Our fabulously beat-up digital camera heaved a heavy sigh and conked out last week, so I have been camera-less for about 8 days. I have been totally lost without it. I don’t take particularly good photos, but I take tons and tons of them. Without photos, I could not fully share how pathetic the baby birds were, or how large our plants have grown. I couldn’t share Bruiser’s satisfied and sleepy face while he lounged outdoors in his newly gated kingdom. So I splurged today and bought a new camera that ought to add a whole new dimension to my house photos. Because I didn’t get just any old point-and-shoot…. I’m the proud owner of a brand new Nikon D40. The prettiest little thing you ever did see, with capabilities so far beyond our old camera it’s not even funny.
So of course, today being my first day as a D40 owner, I had to take photos of something fantastic. And since I’ve been meaning to show you all the Oneida Community Mansion House for about, oh, two years now, that is where I headed.
The east face – front portico
(Same “East lawn” entrance in the 1800’s – part of the Syracuse University digital collection)
I grew up about a block away from the Mansion House in a little village called Kenwood, New York. The structure, which was home to over 300 members of the utopian Oneida Community, was built in stages starting in 1868. Part of the house is now a museum, so much of the interior remains just as it was. Nearly very nook and cranny in the 93,000 sq. ft. building is familiar to me. As kids we played hide and seek there, darting through it’s seemingly rooms and endless hallways and up and down back stairwells. Even the basement was not off limits, though I would never dare pass through those dark tunnels alone.

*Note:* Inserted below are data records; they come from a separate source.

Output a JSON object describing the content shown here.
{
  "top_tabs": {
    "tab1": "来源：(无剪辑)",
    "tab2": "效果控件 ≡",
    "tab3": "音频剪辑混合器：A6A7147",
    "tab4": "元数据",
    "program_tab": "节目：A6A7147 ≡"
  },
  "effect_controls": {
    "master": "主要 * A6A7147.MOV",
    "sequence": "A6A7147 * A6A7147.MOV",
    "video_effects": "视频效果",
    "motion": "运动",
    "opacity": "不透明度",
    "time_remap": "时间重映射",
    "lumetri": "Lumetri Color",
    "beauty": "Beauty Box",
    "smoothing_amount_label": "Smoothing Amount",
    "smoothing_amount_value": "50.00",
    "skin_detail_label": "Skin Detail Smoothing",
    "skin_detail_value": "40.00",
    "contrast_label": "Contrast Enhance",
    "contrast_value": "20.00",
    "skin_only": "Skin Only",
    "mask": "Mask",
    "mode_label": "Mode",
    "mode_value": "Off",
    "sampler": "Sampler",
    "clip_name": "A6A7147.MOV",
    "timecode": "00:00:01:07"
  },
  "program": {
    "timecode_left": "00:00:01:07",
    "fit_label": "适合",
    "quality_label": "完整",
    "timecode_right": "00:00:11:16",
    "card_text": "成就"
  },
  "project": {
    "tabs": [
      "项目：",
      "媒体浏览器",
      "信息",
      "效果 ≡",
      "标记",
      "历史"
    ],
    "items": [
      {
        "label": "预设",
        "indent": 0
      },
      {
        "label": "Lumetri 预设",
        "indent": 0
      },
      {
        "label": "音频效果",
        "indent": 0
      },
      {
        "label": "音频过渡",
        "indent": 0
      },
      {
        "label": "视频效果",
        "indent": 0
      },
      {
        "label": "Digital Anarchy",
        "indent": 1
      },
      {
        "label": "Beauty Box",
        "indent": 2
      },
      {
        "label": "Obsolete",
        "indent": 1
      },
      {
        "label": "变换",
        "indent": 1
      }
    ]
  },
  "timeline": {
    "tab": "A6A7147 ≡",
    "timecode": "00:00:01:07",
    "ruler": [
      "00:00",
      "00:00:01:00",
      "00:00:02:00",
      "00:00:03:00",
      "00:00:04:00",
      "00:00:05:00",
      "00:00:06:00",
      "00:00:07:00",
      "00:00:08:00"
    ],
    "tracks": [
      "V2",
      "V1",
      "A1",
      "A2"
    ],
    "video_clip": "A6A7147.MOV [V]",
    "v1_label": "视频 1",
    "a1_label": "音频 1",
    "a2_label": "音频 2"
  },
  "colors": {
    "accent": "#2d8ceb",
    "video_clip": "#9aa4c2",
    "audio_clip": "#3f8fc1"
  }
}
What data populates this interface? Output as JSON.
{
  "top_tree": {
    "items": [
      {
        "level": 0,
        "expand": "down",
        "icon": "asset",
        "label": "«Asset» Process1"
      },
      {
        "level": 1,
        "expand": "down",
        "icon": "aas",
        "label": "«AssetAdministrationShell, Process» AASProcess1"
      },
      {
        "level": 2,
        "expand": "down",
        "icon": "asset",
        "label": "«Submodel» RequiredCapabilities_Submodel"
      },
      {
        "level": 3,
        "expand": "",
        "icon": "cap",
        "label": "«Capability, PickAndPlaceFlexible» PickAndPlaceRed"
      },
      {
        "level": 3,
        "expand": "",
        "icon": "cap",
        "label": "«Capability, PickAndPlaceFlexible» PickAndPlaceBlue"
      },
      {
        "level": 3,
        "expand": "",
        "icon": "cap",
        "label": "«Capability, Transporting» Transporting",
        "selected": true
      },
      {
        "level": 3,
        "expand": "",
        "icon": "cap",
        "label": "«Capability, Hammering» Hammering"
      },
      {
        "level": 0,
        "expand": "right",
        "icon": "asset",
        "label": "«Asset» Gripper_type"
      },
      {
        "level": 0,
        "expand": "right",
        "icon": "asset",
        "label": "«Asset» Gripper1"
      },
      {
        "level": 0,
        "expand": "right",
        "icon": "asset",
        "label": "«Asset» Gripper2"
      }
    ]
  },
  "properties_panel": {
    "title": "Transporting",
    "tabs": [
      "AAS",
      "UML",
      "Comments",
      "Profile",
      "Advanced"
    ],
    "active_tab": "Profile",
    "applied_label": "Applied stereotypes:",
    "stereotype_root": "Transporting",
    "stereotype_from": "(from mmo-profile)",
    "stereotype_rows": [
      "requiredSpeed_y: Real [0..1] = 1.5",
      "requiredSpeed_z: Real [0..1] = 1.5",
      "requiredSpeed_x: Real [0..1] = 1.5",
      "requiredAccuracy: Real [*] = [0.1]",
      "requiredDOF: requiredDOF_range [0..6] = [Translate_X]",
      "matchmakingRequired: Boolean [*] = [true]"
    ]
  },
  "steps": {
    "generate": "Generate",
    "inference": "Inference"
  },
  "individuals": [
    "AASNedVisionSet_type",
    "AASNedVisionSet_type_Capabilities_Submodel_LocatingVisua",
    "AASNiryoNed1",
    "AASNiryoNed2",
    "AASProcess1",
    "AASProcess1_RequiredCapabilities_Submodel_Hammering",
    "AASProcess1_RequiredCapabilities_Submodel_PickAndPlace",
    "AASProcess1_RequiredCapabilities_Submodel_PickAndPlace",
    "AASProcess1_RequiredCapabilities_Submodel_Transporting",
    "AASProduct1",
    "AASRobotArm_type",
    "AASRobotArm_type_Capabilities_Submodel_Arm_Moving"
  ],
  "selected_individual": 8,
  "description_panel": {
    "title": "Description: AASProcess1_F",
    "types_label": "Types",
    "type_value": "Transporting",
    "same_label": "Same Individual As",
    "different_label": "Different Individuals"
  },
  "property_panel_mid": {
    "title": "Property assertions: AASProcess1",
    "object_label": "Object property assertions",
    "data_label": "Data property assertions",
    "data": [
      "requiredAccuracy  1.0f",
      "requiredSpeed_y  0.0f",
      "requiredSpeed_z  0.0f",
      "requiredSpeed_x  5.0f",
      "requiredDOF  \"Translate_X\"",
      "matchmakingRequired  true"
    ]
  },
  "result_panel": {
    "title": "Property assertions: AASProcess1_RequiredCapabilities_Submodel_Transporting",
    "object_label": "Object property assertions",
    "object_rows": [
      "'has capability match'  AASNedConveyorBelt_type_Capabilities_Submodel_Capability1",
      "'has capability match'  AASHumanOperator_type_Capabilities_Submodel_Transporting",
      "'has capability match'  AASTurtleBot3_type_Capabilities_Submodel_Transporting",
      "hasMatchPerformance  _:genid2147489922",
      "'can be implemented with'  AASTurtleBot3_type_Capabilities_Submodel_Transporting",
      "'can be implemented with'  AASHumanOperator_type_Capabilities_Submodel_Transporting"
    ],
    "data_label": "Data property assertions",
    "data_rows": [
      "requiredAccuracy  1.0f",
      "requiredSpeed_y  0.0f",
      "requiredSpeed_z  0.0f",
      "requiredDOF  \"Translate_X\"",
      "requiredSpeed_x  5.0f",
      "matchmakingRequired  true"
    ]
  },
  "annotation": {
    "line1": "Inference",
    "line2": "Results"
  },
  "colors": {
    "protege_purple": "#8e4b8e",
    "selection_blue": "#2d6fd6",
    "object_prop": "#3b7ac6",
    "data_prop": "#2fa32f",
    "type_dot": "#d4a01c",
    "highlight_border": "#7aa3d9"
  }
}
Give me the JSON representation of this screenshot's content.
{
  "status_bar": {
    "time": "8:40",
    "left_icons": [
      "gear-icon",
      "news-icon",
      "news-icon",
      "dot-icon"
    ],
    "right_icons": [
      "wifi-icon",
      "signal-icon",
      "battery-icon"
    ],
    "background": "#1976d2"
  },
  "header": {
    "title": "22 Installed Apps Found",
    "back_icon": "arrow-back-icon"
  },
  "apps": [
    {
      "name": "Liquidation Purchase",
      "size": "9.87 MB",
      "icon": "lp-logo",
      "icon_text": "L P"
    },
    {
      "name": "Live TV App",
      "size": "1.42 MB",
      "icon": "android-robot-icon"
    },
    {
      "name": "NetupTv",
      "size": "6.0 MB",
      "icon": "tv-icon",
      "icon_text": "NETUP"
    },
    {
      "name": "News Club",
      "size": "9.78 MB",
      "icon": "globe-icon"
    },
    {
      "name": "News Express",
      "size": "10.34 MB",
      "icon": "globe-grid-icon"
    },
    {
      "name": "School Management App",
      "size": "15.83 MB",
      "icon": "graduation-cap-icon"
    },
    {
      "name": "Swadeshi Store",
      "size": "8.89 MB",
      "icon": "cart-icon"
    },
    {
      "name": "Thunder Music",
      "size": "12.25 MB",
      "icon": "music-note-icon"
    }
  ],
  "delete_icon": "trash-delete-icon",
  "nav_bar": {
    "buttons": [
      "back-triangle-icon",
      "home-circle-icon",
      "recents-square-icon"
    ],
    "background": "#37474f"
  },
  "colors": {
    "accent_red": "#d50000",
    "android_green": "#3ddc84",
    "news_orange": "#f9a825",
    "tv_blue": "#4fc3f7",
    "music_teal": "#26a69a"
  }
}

It is a labyrinth; there are 10 ways to get just about anywhere if you know your way around.
The South tower (click here to see a pic of this tower in the 1800’s)
I wasn’t allowed to take photos of the interiors, so you’ll have to settle for exteriors. But I highly recommend a tour; the “Green Room” (a sitting parlor) and the “Big Hall” are particularly cool. The schedule is on their website: http://www.oneidacommunity.org/
One of many side entrances
Cast iron urn
Front portico, close-up
North side (click here to see a photo from the 1800’s)
Last but not least, my absolute favorite part of the Mansion House – the “Summer House”, a rustic-style gazebo that we used to sneak off to as teenagers. It’s a nostalgic little place for me. In the shadows of that gazebo I smoked my first cigarette, chugged countless stolen bottles of Boones Wild Strawberry, and kissed a few boys. Always with my best friend Tianne, always hiding out from my parents – who were literally a block away. What a rebel I was…..
If you’re not sold on it’s charm, wipe away the image of me hacking my lungs out and look at it filled with small 19th century children:
The little girl posed sitting on the window ledge is my favorite. She looks so casual, especially when you consider how long theymust have had to sit still for this photo.
If you’re a history buff, there’s plenty of interesting stories about the Oneida Community; they are most widely remembered for their controversial sexual practices. These include the “complex marriage” system (every man and woman in the community was “married” and could therefore sleep together, but they could not form attachments or have babies willy nilly), “male continence” (their form of birth control, since sex was not discouraged but unplanned pregnancies were) and “ascending fellowship” (young virgins – about age 14 – were initiated into the Complex Marriage practices by an elder member of the community). But they had other strong beliefs, such as equality of the sexes, mutual criticism, and stirpiculture (essentially eugenics) that are interesting as well.
http://www.oneidacommunity.org/(main website, with tour info plus pics and history)
http://www.nyhistory.com/central/oneida.htm (NY History Net’s entry on the community)
http://en.wikipedia.org/wiki/Oneida_Colony (wikipeida entry with lots of good info and links)
http://library.syr.edu/digital/images/o/OneidaCommunityPhotos/ (a great digital photo collection)
Stay tuned as I fall completely in love with my new camera, and hopefully nab some great pics to share with you guys!